-- Opening Marker --

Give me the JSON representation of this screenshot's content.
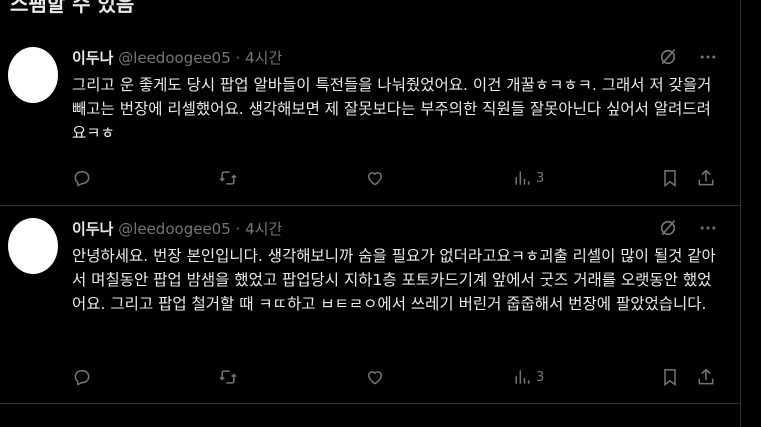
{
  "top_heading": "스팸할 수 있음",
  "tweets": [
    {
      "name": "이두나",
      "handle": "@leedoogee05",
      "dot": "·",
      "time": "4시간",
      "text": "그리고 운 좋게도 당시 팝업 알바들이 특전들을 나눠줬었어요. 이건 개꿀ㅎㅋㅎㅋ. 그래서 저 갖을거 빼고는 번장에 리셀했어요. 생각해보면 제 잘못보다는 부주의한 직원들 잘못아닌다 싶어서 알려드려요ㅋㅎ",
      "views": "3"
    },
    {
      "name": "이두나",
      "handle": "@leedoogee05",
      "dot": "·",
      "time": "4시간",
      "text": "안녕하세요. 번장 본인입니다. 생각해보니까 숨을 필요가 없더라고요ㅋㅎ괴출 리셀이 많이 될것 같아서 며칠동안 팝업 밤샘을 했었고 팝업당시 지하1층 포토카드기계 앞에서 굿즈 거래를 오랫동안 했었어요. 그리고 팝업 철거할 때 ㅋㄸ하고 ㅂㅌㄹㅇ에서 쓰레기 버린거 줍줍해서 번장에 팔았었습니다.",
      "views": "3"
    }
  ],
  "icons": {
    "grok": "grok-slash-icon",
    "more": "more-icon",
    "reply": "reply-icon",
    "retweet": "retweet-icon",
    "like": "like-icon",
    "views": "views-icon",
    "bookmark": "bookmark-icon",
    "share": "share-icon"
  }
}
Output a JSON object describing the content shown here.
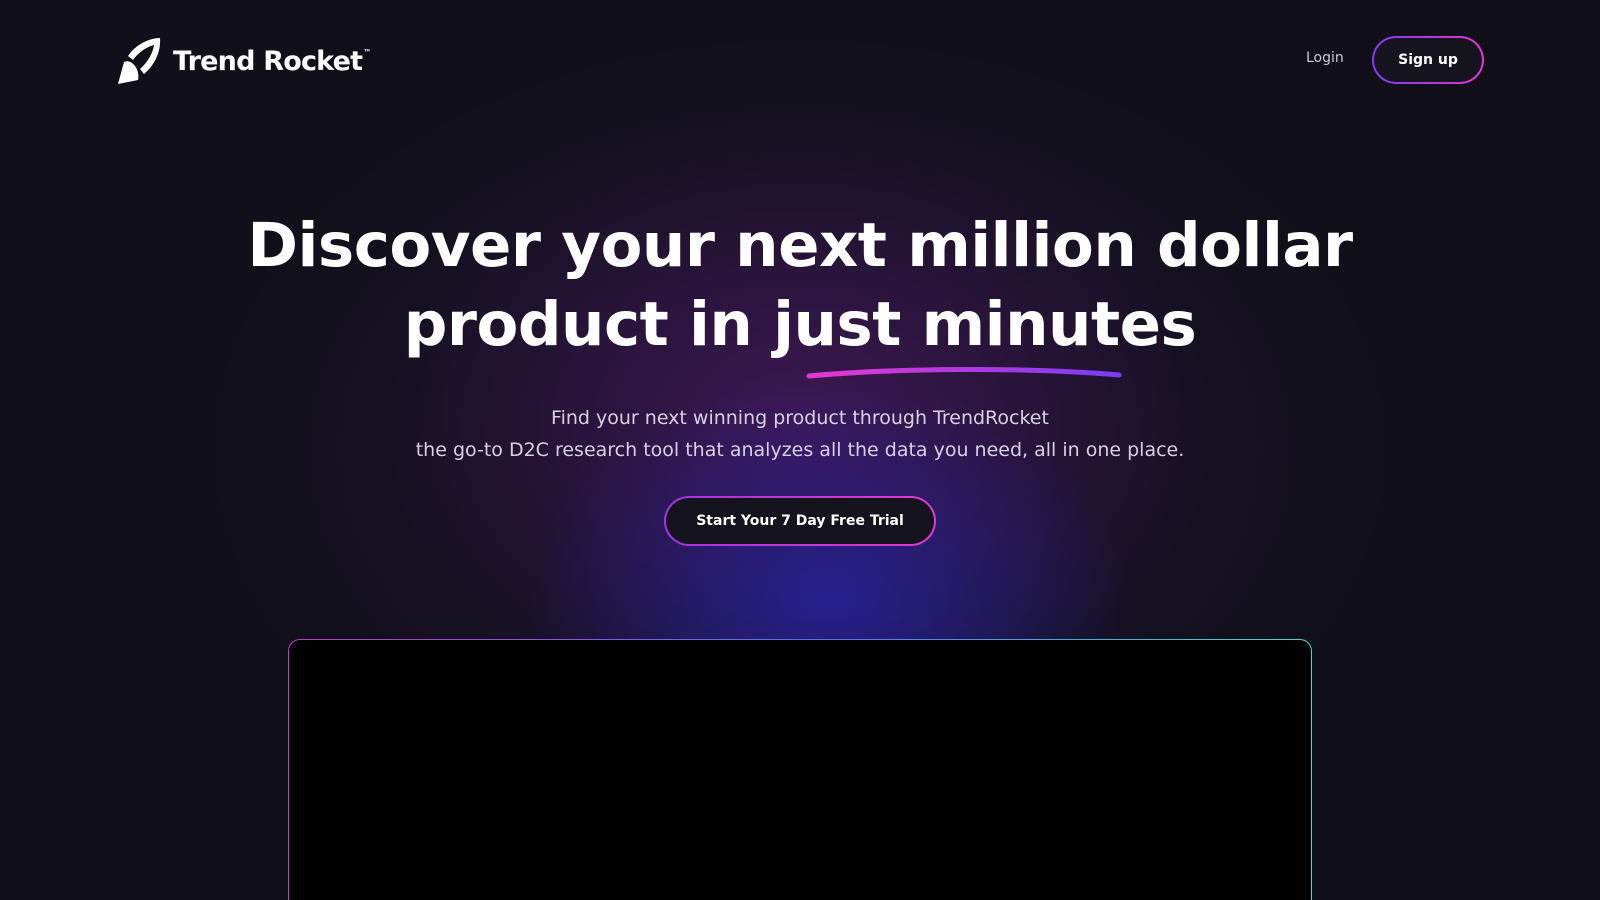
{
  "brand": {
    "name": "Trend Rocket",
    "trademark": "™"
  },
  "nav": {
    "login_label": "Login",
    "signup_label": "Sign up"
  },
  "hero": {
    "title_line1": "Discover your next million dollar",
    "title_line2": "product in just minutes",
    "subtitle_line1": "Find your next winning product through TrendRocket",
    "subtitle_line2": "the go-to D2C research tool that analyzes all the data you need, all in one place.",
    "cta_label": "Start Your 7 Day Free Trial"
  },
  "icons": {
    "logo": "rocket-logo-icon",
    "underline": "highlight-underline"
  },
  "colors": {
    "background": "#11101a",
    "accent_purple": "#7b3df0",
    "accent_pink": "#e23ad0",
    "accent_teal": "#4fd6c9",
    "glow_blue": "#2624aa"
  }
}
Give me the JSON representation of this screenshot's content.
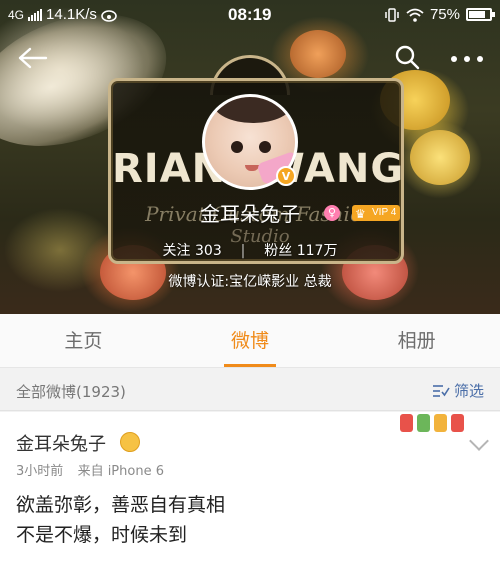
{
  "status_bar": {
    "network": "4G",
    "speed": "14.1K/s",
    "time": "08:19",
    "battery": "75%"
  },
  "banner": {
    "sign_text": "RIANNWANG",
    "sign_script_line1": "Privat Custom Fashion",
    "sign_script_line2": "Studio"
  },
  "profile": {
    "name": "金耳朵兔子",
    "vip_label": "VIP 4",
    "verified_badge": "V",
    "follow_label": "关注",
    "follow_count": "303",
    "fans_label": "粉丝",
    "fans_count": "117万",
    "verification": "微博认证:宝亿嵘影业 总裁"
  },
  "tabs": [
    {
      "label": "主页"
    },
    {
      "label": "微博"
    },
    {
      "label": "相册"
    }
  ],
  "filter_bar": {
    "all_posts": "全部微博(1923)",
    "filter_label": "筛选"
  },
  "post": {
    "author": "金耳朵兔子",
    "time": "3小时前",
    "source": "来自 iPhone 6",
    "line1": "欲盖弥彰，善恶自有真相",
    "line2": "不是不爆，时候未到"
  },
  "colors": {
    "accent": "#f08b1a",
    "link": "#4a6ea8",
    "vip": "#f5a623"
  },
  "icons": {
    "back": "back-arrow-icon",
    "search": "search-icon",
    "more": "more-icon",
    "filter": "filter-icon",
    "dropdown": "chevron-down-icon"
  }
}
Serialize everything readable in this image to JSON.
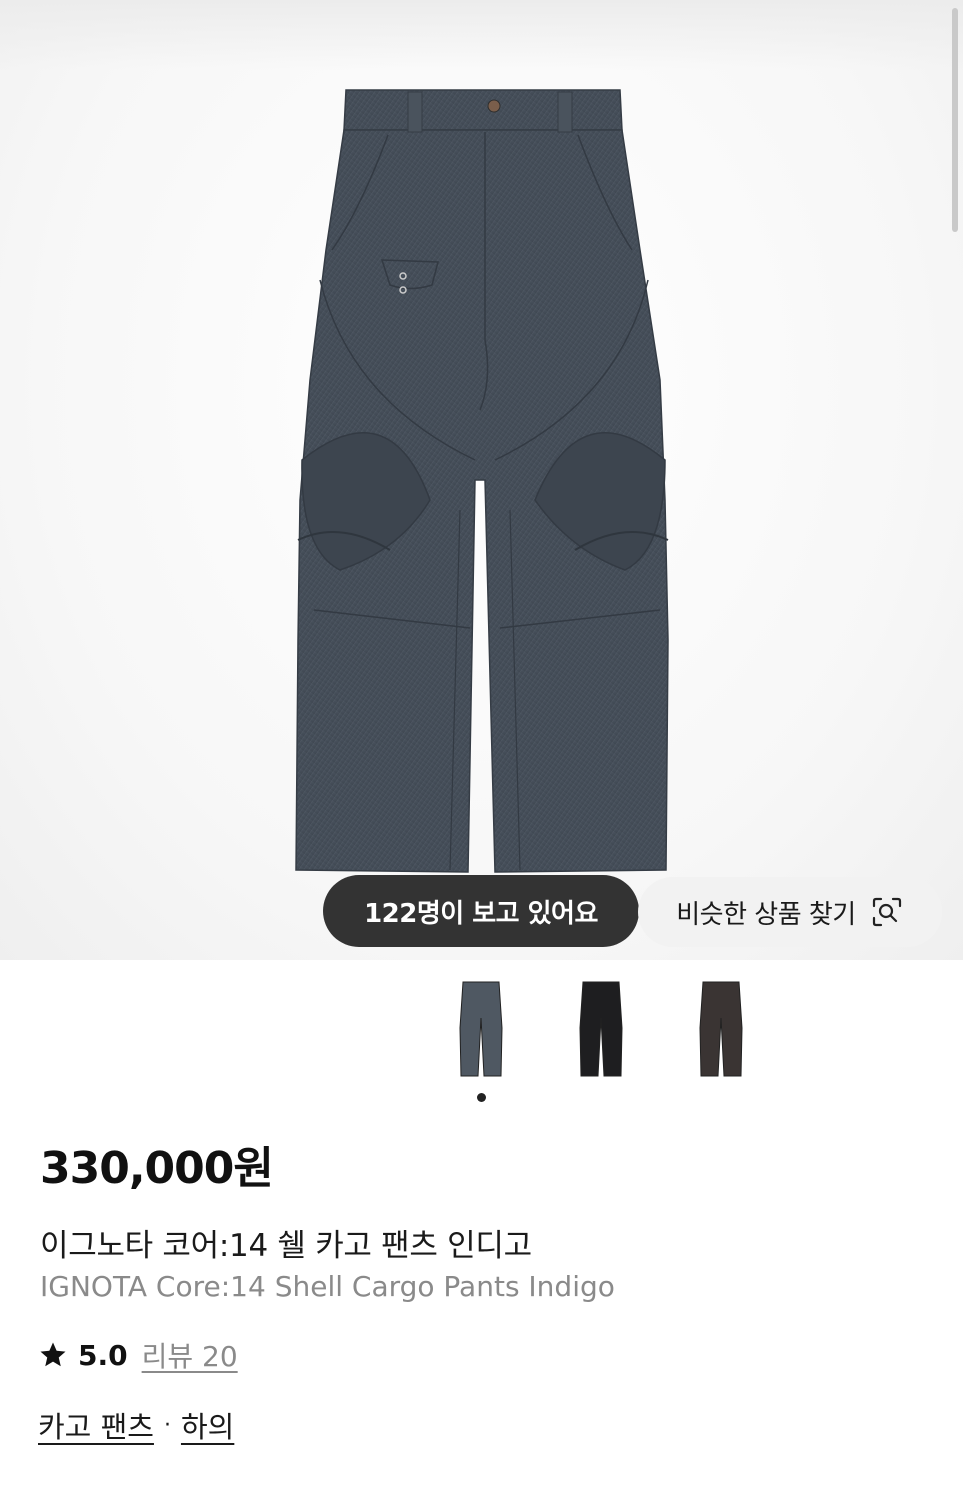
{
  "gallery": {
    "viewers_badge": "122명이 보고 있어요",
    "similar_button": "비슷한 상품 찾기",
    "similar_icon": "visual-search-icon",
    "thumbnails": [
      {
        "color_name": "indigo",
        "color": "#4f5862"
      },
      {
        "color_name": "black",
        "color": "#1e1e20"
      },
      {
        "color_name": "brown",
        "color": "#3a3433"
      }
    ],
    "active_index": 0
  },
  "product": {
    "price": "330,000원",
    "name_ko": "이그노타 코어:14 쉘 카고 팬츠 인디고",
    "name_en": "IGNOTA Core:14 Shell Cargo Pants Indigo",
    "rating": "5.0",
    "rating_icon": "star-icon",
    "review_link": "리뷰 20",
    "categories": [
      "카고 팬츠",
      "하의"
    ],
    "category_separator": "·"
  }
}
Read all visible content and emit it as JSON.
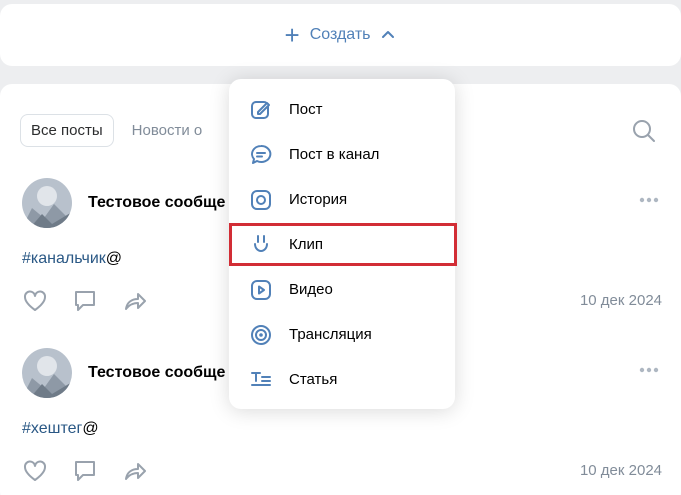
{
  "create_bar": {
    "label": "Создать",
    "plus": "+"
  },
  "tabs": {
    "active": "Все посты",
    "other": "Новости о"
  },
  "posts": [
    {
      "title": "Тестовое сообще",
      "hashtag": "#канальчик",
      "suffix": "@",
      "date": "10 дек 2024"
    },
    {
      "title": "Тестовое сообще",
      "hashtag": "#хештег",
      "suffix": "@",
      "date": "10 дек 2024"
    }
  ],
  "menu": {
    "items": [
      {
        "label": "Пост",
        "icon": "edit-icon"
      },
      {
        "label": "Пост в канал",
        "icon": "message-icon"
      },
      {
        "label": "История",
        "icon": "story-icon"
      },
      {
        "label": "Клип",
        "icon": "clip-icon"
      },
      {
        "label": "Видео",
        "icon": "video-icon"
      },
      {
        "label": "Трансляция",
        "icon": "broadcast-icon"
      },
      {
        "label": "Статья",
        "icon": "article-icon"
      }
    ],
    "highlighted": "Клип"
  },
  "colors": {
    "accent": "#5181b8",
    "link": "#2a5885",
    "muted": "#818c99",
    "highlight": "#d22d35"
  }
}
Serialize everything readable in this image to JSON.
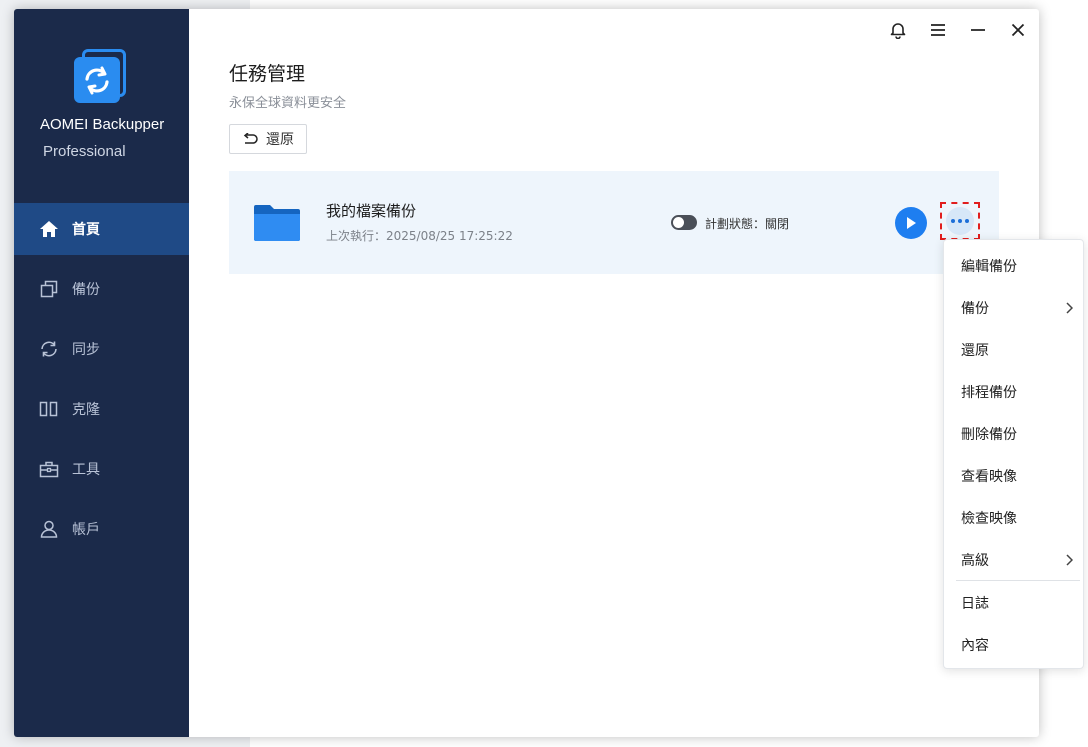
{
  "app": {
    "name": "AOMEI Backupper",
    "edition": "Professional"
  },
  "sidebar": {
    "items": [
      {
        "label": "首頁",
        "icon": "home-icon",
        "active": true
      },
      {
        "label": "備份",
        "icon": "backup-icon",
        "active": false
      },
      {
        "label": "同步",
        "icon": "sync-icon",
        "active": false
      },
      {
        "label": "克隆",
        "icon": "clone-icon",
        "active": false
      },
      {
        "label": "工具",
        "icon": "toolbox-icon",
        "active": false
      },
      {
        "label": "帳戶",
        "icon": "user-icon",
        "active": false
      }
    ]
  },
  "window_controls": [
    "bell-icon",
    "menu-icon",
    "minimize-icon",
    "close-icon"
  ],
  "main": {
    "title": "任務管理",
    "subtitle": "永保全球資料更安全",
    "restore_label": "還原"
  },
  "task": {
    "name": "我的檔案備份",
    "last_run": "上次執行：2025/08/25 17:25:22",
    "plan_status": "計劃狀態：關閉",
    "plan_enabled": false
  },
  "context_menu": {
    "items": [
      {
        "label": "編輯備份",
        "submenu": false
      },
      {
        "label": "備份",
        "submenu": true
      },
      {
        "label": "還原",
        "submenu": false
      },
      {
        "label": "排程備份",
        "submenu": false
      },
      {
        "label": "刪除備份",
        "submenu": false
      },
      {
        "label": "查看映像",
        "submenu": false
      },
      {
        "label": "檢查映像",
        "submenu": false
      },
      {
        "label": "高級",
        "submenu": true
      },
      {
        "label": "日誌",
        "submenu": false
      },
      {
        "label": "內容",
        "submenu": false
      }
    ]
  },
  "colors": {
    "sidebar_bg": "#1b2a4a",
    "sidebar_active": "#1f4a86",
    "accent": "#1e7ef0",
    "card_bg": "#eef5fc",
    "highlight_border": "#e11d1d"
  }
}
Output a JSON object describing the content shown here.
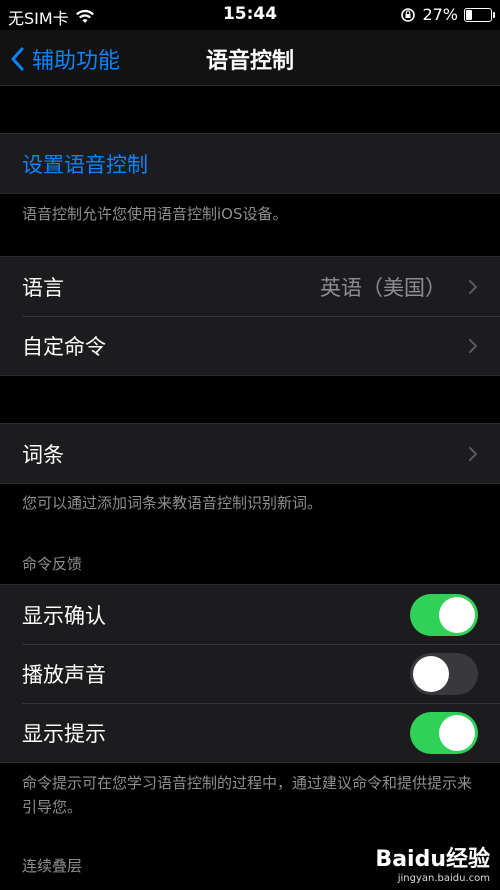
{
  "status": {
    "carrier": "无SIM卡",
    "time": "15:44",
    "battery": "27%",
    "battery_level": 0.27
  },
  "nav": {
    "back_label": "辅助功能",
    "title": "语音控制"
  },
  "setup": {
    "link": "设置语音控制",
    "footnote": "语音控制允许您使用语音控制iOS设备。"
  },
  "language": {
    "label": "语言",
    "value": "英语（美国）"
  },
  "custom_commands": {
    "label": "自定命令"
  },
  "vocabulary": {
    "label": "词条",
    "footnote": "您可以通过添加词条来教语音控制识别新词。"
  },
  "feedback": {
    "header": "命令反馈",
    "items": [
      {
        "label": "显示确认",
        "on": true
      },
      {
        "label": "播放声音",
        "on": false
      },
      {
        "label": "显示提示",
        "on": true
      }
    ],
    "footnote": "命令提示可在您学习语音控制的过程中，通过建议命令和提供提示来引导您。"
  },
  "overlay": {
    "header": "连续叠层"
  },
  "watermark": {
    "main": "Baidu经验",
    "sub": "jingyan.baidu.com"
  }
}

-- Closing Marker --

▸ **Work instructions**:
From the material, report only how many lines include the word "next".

▸ **Response to the task**:
2